Provided records:

■ ■ ■ ■

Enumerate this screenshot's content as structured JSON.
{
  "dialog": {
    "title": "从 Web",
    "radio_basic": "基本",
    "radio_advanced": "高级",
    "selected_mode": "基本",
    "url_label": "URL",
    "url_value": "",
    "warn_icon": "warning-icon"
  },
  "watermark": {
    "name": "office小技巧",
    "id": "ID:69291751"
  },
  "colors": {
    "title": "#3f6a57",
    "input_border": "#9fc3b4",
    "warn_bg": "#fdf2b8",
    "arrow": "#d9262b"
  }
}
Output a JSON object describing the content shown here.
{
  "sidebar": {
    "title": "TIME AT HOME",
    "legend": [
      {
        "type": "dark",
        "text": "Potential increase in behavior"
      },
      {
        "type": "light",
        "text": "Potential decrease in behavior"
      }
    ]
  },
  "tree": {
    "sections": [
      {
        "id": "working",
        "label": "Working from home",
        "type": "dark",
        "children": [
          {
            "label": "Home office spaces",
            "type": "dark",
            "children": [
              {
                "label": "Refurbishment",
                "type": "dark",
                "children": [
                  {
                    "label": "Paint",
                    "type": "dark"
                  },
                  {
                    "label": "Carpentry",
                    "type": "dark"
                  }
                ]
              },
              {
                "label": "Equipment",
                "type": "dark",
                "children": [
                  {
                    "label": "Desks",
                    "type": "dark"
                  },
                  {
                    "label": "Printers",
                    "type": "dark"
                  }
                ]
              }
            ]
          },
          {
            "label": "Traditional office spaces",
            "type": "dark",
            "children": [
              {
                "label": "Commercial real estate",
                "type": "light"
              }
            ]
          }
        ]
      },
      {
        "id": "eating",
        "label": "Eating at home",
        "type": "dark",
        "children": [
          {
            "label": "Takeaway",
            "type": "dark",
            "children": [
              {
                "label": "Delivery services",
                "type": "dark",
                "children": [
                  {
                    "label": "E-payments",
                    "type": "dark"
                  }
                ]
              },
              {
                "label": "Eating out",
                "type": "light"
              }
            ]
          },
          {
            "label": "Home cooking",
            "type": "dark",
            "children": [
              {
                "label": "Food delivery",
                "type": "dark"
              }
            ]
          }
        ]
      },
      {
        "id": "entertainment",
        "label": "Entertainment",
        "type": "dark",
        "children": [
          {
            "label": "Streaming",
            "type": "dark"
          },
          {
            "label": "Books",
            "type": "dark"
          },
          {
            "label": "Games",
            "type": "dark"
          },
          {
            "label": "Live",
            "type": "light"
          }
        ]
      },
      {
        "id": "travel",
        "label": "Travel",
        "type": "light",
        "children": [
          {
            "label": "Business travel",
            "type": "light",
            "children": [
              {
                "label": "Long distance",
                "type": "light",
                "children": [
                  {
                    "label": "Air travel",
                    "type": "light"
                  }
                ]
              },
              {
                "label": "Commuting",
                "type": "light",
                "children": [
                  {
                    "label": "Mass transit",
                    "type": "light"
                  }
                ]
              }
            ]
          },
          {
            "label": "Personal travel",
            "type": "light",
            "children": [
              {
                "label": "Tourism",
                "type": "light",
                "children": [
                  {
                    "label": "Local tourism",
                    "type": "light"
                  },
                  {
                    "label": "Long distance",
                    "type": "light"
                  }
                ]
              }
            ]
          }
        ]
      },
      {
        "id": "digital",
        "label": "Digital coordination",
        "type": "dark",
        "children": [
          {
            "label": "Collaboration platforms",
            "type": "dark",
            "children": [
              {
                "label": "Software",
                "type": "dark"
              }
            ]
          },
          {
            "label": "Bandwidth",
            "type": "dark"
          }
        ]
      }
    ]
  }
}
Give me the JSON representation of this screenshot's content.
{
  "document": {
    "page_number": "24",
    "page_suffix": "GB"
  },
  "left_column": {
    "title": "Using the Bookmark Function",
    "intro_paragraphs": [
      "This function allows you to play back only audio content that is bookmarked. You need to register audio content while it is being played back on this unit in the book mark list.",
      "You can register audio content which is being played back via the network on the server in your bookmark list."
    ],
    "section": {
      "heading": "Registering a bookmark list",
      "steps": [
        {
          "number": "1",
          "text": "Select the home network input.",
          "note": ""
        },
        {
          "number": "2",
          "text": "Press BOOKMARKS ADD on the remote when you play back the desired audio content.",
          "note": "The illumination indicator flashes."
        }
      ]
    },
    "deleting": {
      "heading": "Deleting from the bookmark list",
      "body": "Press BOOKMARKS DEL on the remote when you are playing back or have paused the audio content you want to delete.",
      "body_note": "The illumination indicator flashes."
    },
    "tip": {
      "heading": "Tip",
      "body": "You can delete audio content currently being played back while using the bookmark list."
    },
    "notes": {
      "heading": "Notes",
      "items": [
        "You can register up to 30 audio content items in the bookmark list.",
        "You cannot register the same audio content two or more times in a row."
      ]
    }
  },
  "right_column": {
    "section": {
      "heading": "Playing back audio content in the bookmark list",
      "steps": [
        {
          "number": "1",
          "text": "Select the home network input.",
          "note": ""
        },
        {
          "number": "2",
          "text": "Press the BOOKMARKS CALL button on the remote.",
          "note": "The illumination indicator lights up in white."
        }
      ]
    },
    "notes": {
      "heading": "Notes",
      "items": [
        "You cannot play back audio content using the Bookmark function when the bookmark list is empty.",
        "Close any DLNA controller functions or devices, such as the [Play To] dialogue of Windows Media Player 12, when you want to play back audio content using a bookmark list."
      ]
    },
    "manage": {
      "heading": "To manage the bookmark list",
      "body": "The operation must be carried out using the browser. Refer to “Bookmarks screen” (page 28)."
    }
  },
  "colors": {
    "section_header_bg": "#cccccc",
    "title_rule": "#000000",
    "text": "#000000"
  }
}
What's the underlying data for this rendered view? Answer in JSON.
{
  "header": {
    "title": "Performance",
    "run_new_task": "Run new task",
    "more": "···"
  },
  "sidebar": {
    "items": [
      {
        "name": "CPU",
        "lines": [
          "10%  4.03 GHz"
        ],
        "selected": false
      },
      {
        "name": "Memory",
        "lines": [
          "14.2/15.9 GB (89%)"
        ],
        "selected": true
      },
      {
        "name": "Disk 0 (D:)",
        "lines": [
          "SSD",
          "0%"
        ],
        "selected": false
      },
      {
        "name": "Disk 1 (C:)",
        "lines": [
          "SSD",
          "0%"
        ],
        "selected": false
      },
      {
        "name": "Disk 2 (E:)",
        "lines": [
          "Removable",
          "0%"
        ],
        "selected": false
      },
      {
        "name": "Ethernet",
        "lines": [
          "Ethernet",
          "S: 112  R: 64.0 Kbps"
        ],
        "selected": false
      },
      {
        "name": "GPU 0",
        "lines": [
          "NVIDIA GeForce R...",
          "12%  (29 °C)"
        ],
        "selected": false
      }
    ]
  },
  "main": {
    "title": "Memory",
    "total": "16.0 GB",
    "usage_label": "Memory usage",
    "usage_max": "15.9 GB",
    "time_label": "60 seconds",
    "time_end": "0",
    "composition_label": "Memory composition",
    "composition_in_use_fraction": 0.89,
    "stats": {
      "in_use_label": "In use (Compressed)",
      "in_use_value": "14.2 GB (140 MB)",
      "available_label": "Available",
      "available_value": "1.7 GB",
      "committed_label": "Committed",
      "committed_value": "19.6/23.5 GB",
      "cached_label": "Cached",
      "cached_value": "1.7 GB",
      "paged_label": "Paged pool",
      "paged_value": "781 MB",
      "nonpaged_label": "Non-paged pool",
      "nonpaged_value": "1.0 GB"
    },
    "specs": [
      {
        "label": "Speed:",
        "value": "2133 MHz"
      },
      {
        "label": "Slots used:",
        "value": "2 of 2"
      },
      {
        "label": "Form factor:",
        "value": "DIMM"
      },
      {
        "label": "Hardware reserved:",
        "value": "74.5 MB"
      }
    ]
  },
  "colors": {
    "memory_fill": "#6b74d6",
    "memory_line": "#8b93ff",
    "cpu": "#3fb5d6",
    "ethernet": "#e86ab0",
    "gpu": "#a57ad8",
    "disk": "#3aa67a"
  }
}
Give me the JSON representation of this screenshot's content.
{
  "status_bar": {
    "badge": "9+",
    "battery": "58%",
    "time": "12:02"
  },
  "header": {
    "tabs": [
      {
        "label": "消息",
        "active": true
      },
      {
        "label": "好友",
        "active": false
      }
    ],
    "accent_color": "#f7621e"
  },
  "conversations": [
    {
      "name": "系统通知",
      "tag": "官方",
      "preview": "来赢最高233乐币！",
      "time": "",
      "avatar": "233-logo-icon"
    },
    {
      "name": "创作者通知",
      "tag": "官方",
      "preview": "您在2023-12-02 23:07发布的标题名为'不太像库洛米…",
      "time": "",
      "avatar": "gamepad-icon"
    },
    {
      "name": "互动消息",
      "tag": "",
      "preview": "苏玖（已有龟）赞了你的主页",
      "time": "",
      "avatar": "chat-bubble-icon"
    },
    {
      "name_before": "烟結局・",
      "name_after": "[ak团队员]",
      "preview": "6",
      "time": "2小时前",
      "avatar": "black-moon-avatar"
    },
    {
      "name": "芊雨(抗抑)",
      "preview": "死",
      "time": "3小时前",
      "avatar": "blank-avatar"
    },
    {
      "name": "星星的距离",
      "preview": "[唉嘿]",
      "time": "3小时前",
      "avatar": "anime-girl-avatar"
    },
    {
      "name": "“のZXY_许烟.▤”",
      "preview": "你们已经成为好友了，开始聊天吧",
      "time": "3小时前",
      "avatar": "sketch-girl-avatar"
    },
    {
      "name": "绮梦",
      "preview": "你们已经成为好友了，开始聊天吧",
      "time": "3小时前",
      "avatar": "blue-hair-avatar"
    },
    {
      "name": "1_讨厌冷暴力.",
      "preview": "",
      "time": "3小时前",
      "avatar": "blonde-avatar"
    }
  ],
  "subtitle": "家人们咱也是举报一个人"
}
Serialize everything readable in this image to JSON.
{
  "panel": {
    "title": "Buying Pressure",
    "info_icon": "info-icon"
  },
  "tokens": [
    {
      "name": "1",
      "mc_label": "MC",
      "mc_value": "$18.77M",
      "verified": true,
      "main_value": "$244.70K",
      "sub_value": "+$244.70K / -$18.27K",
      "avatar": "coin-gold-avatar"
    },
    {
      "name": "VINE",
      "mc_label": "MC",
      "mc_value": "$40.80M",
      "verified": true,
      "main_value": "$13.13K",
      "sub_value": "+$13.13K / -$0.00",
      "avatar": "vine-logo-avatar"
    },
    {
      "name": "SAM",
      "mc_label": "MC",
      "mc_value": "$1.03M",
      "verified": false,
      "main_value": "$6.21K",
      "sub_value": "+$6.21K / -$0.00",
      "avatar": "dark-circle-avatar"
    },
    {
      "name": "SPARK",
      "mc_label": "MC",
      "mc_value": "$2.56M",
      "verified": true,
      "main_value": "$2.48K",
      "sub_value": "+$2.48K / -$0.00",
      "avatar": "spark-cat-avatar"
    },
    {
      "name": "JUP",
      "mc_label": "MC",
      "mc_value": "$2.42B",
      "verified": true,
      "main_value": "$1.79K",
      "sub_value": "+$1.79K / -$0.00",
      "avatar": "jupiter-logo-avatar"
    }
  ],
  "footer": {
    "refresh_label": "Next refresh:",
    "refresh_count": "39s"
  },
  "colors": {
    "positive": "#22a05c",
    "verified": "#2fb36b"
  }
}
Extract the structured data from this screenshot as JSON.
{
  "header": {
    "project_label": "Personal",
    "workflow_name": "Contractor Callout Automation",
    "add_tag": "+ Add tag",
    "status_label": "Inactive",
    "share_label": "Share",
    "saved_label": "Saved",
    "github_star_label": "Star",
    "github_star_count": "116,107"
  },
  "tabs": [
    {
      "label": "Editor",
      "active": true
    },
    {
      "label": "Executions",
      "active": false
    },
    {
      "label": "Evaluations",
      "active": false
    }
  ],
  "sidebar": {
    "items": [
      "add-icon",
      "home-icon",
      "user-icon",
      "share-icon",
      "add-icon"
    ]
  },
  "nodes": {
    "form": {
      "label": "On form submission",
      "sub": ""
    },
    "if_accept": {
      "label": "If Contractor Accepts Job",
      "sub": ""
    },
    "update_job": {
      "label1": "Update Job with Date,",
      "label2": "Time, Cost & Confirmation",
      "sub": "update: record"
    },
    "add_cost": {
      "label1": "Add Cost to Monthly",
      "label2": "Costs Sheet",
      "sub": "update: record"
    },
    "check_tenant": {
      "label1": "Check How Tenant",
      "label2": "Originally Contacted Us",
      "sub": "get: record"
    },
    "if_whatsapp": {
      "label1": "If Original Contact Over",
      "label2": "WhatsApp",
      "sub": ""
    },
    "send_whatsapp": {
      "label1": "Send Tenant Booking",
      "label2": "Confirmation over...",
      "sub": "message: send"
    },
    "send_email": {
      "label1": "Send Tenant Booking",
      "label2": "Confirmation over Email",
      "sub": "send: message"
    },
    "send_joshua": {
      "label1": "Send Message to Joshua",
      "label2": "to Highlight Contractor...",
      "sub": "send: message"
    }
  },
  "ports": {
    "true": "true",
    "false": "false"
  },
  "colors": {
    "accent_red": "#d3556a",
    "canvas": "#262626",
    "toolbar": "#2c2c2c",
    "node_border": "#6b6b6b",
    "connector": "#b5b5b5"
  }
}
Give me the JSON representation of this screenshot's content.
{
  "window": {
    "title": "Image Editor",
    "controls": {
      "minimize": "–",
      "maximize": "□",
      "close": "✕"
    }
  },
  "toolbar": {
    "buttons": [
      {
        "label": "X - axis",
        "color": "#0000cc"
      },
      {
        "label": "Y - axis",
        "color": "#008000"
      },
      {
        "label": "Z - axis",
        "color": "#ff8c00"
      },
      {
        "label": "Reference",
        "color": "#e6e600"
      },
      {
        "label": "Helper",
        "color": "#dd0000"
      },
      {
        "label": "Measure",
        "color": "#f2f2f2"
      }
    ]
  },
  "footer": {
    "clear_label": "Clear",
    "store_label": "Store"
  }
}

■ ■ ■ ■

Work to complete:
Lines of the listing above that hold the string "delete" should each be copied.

Result for this exercise:
      "body": "Press BOOKMARKS DEL on the remote when you are playing back or have paused the audio content you want to delete.",
      "body": "You can delete audio content currently being played back while using the bookmark list."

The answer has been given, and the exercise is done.